             Poker has had an explosion of growth in the 21st century.  Poker has had booms in popularity before, particularly when hold’em was legalized in California in 1988.  However, nothing in poker’s history compares with what is happening now.

What’s Behind the Growth?

Two factors have propelled poker to its current heights, and there doesn’t look to be any limit to the growth.


            First, today, you can watch poker on television almost every day of the year. The biggest success has been the phenomenal World Poker Tournament, making superstars of tournament players.  Network research has shown that poker has great  “sticking power” among channel surfers: those who happen upon poker tend to continue to watch.  Viewers see apparently ordinary people winning millions in tournaments and they become fascinated by this ultimate and yet most accessible to reality shows.  This exposure has helped create an unprecedented interest in the game.
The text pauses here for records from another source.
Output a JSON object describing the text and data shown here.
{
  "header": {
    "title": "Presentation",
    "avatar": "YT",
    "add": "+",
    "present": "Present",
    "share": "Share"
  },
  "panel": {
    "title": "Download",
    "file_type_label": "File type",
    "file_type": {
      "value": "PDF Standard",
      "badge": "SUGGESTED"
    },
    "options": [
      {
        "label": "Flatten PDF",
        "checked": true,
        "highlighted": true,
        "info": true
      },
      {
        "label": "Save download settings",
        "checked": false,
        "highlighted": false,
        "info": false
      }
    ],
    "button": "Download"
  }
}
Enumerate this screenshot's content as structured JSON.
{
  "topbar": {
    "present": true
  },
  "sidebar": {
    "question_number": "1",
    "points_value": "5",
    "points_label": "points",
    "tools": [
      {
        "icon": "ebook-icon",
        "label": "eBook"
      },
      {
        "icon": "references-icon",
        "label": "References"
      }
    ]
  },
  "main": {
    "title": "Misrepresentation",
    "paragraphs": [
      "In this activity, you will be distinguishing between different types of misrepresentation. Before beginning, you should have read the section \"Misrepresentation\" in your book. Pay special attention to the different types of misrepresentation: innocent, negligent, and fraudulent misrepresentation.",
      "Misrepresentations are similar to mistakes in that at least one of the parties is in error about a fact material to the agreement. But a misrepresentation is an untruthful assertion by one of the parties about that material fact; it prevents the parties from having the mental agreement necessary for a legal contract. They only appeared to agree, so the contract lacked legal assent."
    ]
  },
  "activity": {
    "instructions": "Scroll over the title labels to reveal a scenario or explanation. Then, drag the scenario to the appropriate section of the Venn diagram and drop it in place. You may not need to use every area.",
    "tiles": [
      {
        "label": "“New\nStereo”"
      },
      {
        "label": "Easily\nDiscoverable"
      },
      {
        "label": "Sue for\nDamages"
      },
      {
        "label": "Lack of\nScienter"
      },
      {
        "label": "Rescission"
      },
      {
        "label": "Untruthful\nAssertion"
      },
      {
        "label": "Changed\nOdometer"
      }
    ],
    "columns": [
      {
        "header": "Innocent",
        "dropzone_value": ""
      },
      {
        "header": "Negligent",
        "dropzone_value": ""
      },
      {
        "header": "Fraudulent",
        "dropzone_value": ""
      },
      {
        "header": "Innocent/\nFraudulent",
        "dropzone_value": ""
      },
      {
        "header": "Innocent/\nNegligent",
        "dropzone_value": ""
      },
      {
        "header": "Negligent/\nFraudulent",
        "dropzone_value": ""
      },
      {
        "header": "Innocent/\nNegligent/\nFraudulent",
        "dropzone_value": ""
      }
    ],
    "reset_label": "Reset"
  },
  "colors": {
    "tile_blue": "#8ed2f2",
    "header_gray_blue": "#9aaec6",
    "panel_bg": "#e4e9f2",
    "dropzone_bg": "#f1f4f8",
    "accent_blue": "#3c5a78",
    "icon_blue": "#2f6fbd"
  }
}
            Second, while in the past people may have had the willingness to play poker, apart from weekly home games, most didn’t have the opportunity.  This is certainly no longer the case, however.  Once confined in the United States to a few Western states, public cardrooms – some land-based, some on crushing or permanently docked riverboats, some full-blown on Indian reservations – offering virtually nonstop games have spread to many states. Those states that don’t have official  cardrooms offer regular “charity nights” that include games for poker players.  Twenty years ago poker was available in the united States and the United Kingdom, and that was about it.  Now, the of many European countries, as well as Canada, Australia, and countries in Central and south America, offer poker.  And, even if a live poker game is not available in your area, the advent of Internet poker allows you to play from the comfort of your own home.  In fact, Internet poker has largely contributed to poker’s recent exponential growth.